PPP’s presidential candidate has been pilloried by Government spokespersons for clearly declaring that, if elected, he’ll reopen the sugar estates closed by the PNC Government. He explained that under his party’s plans, there’d be some 11,000 jobs created. It was interesting to contrast the rationale offered by Ali for the PPP’s proposal to that of the PNC for theirs. It reveals the fundamentally different nature of the two parties.
Ali spoke to the concerns of the more than 7000 persons who’d been thrown into the streets to join the burgeoning mass of unemployed in Guyana. He was talking about PEOPLE, not statistics! In an economy out of which the PNC had sucked the dynamism, the PPP had injected their aggressive economic policies. He resonated with the families of those workers – at least 35,000 men, women and mostly children – and their blighted future. Coming from Leonora, he grew up hearing first-hand about the privations of the 1500 families who’d suffered the identical fate when Burnham’s PNC shut down Leonora Estate in the late 1970s.
To the PNC, however, sugar had always been seen as a reservoir of PPP support. Leonora, in fact, had been a stronghold of the PPP during the 1960s’ struggle against the PNC’s betrayal of Guyana in its quest for REAL independence. Burnham had a long memory. It’s clear, however, that Granger’s memory is longer; but then he’s a historian who boasted about being a staunch PNC member in all the years he was a big one in the army.
Granger always insisted sugar had to be closed. The social tragedy that would be unleashed if that were to be done didn’t matter – as it does to Ali. Granger spoke to numbers on a balance sheet: about the US$2.5 million annual subsidy the Government shelled out to the industry; about “economic rationality”. He only changed his tune temporarily to lure the AFC into his election coalition. And in the face of his own CoI into the operations of GuySuCo — which advised otherwise — he unilaterally ordered that four estates be shuttered.
But the “economic rationality” argument was just a disingenuous ploy being used by Granger to hide his real motive. The PPP, for instance, had for decades subsidised the electricity charges to Linden to the tune of US$1.5 million annually. Linden, after all, was a depressed community after the closure of bauxite operations, and the PPP felt for the workers, even though they supported the PNC.

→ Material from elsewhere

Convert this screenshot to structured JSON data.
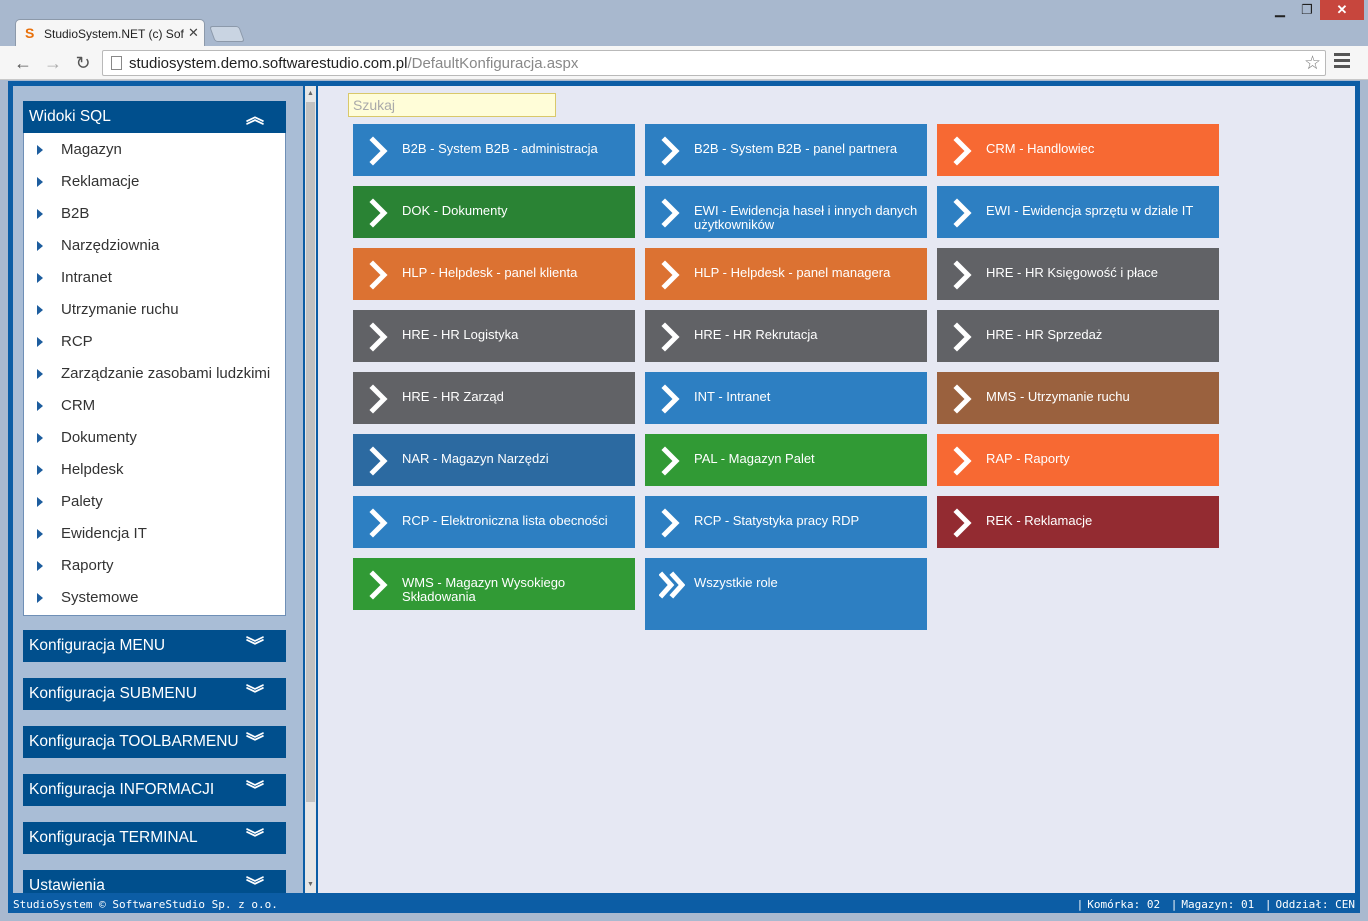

Ironically, they continued the Burnhamite levy on sugar, which sucked sugar workers dry and brought sugar to its parlous state. Granger continues with that subsidy today, without ever mentioning “economic rationality”!!
That’s the difference between Ali and Granger!! Government should be about all people!
…for different probes
Well, well, well! We’re now told that a PROBE had been launched since last year into charges that Housing Minister Valerie Adams-Yearwood had a conflict of interest when it was pointed out that her husband, Pastor Yearwood, had received contracts for building houses for the CH&PA, which falls under her Ministry. Really? Or was the PROBE to find out whether Contractor/Pastor Yearwood had in fact stiffed his subcontractor, who’d written to all and sundry, starting from the President and the CH&PA over a year ago?? After all, the matter only surfaced when the desperate, not hearing from anyone he’d written to – much less from the still undisclosed body that’s conducting the PROBE – went to the Opposition Leader.
Mout’ open and story jump out!! Seems the CH&PA had brought Pastor/Contractor and the stiffed contractor together with no resolution or mention of conflict of interest!
So, will this PROBE join those into the Broomes’ matter; the Patterson matter; the Lawrence matter; the Durban Park matter etc., etc., — which are also presumably ongoing??
Or have they all been deep-sixed?
…for legal advice
Rejecting suggestions his AG Chambers need help in oil and gas legislation, Basil Williams claims his bete noir “committed an error by arrogating to himself knowledge of which he is denuded.”